### Exercise
Each line that holds the word "English" counts once; give the total for the records below and nothing else.

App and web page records
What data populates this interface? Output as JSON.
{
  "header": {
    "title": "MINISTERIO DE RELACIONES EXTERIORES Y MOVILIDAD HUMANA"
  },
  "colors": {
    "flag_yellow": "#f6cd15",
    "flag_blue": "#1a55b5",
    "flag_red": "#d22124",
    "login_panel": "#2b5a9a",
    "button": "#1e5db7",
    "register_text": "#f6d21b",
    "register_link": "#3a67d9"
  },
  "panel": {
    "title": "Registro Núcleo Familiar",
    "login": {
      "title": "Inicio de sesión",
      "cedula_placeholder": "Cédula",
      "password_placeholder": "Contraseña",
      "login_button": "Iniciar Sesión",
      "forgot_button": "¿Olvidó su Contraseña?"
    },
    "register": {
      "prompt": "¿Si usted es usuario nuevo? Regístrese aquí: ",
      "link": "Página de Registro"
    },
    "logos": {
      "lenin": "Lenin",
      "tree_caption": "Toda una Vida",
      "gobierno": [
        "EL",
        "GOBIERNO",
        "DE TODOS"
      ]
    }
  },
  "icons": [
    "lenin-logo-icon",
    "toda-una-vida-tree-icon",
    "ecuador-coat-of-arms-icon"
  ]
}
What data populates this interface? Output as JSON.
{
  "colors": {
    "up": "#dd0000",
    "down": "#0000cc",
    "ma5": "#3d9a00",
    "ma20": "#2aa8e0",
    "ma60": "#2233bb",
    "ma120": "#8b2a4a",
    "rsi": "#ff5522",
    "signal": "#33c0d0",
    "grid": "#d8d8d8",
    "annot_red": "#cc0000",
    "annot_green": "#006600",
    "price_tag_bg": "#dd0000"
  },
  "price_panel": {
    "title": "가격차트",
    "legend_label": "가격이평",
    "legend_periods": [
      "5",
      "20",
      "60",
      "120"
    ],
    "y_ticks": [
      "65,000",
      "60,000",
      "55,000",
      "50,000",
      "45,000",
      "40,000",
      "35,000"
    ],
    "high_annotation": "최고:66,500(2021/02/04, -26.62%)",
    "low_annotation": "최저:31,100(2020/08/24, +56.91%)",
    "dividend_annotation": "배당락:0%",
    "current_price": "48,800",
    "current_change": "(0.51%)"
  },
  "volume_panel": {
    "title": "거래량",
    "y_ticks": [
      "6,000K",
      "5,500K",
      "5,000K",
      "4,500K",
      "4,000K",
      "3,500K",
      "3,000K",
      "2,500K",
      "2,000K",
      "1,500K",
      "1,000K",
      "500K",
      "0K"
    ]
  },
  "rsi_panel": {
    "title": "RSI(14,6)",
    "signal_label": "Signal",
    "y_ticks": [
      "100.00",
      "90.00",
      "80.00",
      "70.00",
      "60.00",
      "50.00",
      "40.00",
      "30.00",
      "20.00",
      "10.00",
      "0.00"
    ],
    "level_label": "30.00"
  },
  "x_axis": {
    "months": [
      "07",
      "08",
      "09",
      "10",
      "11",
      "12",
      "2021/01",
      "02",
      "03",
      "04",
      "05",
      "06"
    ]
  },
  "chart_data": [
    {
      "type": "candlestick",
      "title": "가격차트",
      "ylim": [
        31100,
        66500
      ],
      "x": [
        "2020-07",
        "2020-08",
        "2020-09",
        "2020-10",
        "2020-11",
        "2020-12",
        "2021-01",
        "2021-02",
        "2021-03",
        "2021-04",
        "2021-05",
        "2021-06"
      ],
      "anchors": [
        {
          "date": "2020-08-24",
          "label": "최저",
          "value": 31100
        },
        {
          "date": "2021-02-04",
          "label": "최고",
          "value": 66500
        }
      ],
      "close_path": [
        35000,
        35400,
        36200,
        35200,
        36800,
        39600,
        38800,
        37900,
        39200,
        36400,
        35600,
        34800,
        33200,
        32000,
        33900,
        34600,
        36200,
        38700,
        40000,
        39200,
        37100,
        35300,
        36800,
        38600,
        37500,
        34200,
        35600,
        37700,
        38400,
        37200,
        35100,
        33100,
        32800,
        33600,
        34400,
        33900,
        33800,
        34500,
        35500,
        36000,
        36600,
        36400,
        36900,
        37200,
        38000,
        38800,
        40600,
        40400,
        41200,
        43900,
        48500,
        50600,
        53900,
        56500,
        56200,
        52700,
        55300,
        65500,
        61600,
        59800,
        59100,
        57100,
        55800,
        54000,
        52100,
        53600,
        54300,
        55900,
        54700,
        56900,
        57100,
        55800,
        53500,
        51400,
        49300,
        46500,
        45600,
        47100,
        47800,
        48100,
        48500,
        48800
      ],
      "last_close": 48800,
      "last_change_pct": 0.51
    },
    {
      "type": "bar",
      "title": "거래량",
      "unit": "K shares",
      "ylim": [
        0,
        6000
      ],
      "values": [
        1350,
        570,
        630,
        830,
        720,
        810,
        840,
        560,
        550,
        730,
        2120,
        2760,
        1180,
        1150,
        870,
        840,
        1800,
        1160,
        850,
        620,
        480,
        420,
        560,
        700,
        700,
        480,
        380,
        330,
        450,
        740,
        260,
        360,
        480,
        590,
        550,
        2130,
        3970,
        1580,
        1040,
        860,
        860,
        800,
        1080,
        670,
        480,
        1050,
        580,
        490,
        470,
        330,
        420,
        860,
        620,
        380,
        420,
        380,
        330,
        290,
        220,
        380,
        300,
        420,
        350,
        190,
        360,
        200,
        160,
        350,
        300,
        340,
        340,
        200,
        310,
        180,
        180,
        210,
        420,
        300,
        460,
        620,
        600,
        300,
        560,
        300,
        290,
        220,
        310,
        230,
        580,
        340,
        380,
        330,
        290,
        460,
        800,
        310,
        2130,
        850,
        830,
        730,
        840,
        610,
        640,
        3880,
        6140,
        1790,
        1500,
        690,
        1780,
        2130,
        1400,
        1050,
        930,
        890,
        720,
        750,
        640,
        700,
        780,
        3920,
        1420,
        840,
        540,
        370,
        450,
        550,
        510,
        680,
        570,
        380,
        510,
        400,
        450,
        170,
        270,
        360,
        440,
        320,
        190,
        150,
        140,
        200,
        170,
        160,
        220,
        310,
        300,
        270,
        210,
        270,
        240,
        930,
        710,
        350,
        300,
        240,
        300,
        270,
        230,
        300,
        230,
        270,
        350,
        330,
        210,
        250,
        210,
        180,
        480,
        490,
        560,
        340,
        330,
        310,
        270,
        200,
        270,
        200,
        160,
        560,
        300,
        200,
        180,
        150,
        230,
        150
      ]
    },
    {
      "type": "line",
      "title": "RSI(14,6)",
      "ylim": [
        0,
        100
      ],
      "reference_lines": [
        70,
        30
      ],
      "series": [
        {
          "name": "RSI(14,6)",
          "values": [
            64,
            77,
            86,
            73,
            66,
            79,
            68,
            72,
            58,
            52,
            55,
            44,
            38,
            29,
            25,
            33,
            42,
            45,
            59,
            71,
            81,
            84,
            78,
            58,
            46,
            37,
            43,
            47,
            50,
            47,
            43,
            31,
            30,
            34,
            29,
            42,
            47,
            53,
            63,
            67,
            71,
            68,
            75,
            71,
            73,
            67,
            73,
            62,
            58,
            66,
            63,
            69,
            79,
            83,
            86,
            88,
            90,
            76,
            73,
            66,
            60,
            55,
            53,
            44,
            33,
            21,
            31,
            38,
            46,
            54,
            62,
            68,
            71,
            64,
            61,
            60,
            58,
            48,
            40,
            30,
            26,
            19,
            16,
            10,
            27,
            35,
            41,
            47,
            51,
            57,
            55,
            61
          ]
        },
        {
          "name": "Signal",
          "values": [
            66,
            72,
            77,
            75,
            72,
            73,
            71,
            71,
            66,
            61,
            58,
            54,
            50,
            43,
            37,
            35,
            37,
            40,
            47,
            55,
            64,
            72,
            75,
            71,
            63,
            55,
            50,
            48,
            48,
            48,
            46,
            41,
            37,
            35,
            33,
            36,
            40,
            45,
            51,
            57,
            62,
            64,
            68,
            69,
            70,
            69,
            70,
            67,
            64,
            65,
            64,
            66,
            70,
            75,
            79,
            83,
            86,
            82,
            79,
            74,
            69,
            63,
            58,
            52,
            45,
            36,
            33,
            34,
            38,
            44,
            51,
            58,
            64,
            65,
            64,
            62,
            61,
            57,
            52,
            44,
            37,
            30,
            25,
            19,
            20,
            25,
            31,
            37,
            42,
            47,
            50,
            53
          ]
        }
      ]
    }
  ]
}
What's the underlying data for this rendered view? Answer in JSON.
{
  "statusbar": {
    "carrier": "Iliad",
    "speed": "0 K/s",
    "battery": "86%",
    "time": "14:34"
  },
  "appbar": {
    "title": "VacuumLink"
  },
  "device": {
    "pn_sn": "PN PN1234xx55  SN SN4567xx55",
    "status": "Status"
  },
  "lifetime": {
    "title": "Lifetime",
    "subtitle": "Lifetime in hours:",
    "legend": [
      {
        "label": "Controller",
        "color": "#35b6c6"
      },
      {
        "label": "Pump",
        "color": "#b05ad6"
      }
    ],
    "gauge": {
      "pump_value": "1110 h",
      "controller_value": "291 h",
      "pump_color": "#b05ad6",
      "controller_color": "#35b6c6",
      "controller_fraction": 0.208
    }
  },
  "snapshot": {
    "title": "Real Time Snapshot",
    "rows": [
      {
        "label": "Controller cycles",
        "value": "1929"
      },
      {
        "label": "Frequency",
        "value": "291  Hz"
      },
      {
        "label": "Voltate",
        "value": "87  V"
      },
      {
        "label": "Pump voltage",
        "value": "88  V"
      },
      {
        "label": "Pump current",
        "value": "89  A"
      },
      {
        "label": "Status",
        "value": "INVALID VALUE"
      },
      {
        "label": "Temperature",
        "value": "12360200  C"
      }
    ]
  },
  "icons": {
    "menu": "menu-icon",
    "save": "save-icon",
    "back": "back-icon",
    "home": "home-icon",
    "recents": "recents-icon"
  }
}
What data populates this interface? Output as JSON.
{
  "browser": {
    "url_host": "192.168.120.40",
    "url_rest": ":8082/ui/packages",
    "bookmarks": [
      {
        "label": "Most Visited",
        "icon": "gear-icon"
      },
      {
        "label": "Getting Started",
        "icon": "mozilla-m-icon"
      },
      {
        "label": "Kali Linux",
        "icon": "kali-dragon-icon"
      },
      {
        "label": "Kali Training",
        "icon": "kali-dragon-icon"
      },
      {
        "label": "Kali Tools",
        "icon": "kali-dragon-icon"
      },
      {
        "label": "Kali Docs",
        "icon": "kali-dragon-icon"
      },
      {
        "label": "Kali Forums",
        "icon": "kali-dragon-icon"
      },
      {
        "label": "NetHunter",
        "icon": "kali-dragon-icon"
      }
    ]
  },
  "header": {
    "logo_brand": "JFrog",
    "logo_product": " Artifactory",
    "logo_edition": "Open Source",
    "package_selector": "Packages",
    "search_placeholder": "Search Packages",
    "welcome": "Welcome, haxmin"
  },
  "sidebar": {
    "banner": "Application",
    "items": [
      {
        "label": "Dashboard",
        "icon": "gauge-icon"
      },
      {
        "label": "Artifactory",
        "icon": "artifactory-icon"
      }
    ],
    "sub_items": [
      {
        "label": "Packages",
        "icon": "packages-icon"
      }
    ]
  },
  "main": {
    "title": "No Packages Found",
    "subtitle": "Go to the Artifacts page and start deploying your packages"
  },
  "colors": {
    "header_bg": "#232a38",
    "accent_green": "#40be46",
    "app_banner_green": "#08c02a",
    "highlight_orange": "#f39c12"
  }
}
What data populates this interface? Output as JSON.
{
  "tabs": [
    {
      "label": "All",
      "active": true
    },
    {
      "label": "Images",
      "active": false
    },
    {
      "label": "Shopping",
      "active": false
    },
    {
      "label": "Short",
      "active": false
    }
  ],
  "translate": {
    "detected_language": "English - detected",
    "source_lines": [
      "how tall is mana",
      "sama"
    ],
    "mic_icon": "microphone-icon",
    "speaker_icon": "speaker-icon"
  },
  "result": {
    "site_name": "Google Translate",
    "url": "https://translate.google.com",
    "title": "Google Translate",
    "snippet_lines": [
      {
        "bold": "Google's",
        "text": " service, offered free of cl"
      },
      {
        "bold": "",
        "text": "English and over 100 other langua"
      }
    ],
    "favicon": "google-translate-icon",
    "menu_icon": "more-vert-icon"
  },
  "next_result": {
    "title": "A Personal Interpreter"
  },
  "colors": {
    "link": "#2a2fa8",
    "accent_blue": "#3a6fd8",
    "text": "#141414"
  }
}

### Output for this task
2